In today’s social media–oriented political landscape, photojournalists are challenged to find truth beneath ready-made narratives and personal brands.
The code of ethics outlined by the National Press Photographers Association (NPPA) instructs photojournalists to “recognize and work to avoid presenting one’s own biases in the work” and to “resist being manipulated by staged photo opportunities.” But in today’s social media–oriented political landscape, where entire personalities are staged, photojournalists are challenged to find truth beneath an onslaught of ready-made narratives and personal brands.
There has been quite a bit of discussion about the Instagram photos of shooting victims at the Empire State Building yesterday, with as much debate on the actual photo threads as off.
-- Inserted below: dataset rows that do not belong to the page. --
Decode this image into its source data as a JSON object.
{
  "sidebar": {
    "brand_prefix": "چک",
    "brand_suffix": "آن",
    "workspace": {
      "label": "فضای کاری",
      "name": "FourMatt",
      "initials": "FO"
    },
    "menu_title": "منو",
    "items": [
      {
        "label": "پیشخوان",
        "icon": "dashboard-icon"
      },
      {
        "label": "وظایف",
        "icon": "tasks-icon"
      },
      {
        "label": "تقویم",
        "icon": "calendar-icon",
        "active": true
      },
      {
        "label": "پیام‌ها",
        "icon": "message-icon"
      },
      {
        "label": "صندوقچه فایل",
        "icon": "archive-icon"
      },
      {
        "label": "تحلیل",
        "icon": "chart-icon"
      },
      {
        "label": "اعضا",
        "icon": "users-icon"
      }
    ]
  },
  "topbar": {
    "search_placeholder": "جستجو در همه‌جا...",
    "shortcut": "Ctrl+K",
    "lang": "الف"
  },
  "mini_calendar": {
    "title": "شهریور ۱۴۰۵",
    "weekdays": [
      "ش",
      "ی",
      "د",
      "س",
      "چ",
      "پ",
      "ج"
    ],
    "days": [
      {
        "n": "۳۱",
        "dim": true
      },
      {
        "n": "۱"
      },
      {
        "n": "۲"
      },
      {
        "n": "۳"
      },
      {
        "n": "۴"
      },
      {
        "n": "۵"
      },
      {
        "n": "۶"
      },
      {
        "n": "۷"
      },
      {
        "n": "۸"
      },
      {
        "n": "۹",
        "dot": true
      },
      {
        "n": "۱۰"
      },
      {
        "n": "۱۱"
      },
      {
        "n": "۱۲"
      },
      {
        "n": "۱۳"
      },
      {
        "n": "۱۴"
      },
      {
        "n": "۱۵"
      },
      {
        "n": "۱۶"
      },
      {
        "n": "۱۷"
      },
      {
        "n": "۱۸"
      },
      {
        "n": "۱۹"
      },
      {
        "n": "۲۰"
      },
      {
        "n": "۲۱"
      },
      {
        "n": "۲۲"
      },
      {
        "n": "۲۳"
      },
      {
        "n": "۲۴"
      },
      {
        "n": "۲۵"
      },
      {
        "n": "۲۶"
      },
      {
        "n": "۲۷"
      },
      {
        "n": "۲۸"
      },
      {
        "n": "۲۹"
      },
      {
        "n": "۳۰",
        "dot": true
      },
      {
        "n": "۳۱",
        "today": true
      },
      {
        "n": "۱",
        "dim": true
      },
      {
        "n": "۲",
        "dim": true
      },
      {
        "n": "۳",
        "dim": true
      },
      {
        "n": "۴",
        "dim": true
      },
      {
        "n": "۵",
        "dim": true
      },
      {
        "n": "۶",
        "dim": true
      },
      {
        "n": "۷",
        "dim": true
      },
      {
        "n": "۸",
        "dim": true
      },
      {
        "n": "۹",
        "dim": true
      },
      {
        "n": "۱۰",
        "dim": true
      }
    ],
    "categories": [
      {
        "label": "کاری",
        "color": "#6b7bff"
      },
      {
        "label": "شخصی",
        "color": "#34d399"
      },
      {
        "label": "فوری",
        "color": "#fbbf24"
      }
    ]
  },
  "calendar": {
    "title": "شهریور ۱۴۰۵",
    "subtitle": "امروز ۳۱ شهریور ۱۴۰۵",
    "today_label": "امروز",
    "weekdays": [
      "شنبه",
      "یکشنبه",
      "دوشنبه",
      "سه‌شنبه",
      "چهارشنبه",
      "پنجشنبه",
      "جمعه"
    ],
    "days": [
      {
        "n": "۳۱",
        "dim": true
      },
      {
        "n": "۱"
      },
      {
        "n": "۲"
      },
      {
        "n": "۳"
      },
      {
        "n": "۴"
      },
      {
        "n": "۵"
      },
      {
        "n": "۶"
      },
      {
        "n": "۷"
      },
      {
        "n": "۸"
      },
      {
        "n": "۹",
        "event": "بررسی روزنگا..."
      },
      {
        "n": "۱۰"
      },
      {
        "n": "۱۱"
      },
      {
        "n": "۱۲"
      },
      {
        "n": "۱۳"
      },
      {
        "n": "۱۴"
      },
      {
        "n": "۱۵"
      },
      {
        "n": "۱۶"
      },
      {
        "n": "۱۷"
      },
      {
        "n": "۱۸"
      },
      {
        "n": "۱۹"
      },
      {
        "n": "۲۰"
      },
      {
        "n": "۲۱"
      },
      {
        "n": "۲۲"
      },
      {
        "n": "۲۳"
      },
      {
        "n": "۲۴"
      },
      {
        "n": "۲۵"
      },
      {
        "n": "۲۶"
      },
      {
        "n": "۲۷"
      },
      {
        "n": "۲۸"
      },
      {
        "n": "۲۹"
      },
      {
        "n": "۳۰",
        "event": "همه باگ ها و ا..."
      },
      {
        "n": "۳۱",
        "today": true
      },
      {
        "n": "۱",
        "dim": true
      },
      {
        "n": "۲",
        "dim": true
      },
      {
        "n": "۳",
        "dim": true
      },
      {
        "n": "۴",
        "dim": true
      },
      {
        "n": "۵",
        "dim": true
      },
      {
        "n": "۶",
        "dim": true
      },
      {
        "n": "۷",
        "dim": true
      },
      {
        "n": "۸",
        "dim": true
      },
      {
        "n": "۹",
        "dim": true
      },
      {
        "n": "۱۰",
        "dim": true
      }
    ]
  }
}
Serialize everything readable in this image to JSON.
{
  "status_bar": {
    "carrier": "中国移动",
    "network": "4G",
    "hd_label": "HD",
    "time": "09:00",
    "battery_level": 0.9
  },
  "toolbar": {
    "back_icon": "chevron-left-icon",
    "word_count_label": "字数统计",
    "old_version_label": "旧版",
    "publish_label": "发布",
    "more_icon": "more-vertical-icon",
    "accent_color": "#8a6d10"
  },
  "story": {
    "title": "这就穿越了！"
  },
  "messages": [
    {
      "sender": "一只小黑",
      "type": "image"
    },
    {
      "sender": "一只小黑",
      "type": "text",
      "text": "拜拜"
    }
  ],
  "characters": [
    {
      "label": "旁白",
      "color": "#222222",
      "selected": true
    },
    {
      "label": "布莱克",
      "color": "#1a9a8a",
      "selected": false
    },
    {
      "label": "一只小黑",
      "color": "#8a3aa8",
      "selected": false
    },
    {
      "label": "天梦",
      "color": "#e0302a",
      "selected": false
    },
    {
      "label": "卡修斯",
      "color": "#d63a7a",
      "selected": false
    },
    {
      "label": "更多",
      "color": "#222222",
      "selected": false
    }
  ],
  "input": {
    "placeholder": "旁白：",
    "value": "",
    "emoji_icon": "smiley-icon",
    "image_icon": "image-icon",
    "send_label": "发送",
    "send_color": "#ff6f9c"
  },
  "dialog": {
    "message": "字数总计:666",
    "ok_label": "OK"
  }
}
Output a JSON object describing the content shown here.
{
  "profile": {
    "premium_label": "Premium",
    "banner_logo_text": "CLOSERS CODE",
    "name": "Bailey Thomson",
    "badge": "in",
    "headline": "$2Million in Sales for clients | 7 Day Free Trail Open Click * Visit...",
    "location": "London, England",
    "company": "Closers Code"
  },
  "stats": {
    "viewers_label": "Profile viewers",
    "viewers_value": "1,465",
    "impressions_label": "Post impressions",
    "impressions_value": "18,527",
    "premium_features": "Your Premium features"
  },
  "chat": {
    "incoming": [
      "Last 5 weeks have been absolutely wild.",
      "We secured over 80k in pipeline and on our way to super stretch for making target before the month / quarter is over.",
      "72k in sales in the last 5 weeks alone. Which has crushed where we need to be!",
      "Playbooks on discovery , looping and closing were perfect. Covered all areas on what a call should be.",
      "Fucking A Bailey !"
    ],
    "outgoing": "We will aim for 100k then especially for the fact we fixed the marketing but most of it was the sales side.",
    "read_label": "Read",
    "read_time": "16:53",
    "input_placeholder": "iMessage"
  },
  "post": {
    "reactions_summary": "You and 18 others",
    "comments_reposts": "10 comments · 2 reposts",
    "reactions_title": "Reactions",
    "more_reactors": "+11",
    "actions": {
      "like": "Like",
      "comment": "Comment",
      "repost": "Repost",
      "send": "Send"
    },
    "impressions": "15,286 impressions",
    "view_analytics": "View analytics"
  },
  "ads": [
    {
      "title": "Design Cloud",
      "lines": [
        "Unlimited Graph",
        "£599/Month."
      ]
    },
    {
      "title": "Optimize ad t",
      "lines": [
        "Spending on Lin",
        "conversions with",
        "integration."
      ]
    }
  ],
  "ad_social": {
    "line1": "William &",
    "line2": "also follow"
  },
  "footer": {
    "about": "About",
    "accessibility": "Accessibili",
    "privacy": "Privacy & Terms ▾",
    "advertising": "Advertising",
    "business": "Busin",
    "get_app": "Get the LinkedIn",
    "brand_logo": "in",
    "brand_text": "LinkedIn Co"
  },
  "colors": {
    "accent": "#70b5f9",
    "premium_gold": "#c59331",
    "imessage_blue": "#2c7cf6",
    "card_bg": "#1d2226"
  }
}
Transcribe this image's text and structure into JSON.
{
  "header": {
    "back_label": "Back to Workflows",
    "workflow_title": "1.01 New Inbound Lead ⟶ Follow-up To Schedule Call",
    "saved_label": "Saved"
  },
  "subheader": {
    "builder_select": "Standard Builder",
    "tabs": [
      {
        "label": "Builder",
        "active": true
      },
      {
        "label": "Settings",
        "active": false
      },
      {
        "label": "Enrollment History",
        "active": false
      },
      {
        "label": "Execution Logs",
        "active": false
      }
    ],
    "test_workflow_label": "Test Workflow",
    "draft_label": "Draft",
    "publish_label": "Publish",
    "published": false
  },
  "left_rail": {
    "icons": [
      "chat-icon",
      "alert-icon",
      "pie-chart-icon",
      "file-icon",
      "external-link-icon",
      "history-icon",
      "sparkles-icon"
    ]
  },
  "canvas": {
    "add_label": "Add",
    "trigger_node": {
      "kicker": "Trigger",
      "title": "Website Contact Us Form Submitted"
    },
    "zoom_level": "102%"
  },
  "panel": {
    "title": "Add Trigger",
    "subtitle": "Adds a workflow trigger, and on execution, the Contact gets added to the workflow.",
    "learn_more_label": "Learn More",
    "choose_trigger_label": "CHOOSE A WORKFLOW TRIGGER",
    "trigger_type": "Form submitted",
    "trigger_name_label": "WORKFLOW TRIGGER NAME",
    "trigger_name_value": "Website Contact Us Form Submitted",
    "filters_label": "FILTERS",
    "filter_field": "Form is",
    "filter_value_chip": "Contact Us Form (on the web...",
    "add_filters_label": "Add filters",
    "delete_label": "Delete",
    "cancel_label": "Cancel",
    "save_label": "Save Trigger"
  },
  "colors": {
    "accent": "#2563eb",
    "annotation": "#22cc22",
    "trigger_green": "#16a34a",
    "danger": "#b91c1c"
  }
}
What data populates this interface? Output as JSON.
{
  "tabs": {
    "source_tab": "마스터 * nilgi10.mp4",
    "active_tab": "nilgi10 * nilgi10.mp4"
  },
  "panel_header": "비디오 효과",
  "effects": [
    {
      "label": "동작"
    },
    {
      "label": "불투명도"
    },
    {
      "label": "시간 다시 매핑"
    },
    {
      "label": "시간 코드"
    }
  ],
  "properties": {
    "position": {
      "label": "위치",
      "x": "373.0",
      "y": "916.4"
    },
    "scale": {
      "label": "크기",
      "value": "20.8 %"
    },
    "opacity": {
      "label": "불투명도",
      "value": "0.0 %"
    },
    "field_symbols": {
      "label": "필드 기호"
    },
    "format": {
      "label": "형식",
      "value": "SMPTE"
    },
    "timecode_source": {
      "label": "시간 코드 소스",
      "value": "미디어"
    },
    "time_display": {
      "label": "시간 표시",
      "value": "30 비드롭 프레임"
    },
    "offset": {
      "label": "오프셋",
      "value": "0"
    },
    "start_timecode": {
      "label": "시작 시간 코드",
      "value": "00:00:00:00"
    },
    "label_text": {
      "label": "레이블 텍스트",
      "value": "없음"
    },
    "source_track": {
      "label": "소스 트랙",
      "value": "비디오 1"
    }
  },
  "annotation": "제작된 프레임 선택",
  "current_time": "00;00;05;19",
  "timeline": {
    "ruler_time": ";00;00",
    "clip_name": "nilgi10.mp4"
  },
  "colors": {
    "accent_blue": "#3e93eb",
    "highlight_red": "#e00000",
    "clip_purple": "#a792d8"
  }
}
Much of the discussion involves propriety, with suggestions in media th
A Soviet soldier heroically waves the red flag, the hammer and sickle billow above the Reichstag. Yevgeny Khaldei photographed one of the iconic images of the 20th century. But the legendary image was manipulated to conceal the fact that the Soviet soldiers on the roof had been looting. An exhibition of Khaldei’s work opens in Berlin this week.